KAHN: With military capability to fight for one or two months well into February, he adds. This indicates that the outlook will be tougher for Israel's military and more destructive for Gazans as the battleground has shifted to cities teeming with displaced Palestinians ordered to move by Israel. Ahron Bregman, who teaches at the war studies department at King's College London, says Hamas will just embed deeper into that population, breaking into smaller insurgent groups harder for Israel to find.

AHRON BREGMAN: They are better trained, the Israelis, in fighting regular armies than fighting insurgency. And they will find it very difficult, the Israelis, if they do stay in the Gaza Strip, to do counterinsurgency.

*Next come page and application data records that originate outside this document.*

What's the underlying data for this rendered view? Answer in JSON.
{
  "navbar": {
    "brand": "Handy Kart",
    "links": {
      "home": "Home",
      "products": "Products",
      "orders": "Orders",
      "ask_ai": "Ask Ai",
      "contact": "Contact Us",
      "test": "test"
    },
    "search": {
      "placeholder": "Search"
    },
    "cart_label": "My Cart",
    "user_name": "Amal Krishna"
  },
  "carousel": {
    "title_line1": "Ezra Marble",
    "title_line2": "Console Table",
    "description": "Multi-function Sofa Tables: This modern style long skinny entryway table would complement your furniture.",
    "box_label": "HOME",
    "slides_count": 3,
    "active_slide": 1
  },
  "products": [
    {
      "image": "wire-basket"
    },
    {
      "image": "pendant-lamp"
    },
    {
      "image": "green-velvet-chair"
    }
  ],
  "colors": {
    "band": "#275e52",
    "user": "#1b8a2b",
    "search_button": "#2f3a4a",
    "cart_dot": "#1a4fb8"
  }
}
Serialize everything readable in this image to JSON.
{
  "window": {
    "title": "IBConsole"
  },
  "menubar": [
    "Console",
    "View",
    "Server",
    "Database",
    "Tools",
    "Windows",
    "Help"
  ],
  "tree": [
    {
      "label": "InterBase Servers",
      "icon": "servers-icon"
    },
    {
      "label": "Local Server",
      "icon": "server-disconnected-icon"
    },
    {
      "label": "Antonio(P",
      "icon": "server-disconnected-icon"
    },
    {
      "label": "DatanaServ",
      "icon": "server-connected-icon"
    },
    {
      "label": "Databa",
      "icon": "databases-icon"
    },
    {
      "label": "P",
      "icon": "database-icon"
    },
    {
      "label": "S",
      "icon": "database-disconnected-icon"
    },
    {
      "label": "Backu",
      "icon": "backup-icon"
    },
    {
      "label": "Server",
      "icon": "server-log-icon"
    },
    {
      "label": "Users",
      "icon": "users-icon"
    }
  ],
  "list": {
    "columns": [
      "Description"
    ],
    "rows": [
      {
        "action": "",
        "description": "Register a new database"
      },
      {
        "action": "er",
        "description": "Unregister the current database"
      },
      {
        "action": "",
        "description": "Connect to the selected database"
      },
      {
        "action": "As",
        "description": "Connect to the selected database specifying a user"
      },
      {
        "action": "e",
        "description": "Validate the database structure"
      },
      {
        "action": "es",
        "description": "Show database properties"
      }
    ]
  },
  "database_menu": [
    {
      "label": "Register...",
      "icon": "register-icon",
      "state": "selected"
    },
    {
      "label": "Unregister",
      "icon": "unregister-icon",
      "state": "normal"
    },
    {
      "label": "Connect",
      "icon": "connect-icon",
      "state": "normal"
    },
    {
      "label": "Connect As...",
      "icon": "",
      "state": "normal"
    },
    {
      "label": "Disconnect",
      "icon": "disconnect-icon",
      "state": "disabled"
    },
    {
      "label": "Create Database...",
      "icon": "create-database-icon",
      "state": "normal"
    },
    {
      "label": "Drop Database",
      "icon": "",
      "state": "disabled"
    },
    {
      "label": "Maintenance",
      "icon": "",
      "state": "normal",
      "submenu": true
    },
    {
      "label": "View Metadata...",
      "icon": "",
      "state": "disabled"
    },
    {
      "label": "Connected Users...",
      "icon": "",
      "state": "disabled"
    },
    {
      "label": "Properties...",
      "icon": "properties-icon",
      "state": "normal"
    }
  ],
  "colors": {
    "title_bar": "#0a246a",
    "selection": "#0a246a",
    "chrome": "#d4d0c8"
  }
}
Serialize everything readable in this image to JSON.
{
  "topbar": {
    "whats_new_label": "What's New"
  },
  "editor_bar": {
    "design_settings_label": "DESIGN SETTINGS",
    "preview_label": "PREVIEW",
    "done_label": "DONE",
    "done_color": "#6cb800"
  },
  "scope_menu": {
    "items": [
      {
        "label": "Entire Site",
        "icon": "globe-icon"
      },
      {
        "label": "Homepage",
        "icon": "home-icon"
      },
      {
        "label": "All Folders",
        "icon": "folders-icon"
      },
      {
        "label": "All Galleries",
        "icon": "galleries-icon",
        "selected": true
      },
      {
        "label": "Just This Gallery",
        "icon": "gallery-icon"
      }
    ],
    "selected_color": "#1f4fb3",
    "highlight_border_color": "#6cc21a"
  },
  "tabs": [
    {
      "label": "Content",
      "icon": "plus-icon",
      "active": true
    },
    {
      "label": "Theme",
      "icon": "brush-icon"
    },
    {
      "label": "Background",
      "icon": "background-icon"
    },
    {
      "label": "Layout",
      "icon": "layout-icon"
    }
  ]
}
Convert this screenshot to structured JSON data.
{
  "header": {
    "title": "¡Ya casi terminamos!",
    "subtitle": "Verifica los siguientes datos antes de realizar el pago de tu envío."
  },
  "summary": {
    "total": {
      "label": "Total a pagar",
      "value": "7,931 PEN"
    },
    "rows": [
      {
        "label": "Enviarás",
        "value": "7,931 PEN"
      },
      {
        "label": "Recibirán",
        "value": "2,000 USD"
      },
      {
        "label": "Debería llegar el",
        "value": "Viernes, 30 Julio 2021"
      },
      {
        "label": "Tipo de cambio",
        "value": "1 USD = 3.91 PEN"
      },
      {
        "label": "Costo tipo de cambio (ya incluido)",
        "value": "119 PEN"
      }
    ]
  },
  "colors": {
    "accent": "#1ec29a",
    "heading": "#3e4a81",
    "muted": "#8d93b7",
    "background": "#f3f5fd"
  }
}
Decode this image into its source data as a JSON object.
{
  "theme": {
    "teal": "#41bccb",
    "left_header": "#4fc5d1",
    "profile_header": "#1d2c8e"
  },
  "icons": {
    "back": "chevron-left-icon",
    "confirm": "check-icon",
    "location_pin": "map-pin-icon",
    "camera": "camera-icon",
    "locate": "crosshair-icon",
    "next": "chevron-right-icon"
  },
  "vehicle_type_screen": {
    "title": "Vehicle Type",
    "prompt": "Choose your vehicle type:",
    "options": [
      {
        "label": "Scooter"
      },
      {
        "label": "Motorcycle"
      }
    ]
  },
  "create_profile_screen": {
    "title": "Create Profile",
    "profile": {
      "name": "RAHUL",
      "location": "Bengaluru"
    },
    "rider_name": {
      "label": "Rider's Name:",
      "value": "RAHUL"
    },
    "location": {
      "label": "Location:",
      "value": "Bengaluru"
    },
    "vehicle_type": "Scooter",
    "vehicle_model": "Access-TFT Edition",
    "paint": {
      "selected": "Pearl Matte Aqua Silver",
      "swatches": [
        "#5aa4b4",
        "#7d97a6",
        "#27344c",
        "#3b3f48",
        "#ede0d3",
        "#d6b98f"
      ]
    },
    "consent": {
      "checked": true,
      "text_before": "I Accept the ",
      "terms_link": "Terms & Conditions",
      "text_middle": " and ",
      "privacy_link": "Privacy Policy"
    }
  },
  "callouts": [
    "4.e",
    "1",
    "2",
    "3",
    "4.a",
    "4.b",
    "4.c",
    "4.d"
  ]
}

JAMES RANDS: The problem is that there's 2.2 million civilians in the Gaza Strip.

KAHN: James Rands is a military analyst with the defense intelligence company Janes.

RANDS: You can't just keep moving them around indefinitely. So that final blow against Hamas to actually destroy them probably isn't going to be feasible.

KAHN: He says the way to end an insurgency is to offer people hope for a better future. Rands says most of Hamas' fighting force remains, and there are still plenty of tunnels left, too, he says, for militants to hide and regroup. Many Israelis fighting the war agree, like 37-year-old Omri Erental in a Jerusalem hospital after being shot early this month searching a tunnel. At least 185 Israeli soldiers have been killed so far in Gaza. A group of rabbis bless Erental while making rounds through the hospital.

OMRI ERENTAL: (Speaking Hebrew).

KAHN: A Hamas fighter shot Erental at the tunnel's entrance he had discovered in an open orange grove.

ERENTAL: My luck - I fell backwards and not forwards, not into the tunnel.

KAHN: The bullet went through his cheek, broke his jaw, exited and lodged in his shoulder. He says he won't stop until Hamas is totally defeated.

ERENTAL: They surprised us in October 7, but we will rise, and we'll win.

KAHN: And if winning means eliminating Hamas, experts say the fight will continue to be destructive and deadly. The Israeli military has said it will keep troops in Gaza through 2024. Carrie Kahn, NPR News, Jerusalem.

(SOUNDBITE OF JONATHAN KREISBERG'S "CANTO DE OSSANHA") Transcript provided by NPR, Copyright NPR.

NPR transcripts are created on a rush deadline by an NPR contractor. This text may not be in its final form and may be updated or revised in the future. Accuracy and availability may vary. The authoritative record of NPR’s programming is the audio record.

Carrie Kahn is NPR's International Correspondent based in Mexico City, Mexico. She covers Mexico, the Caribbean, and Central America. Kahn's reports can be heard on NPR's award-winning news programs including All Things Considered, Morning Edition and Weekend Edition, and on NPR.org.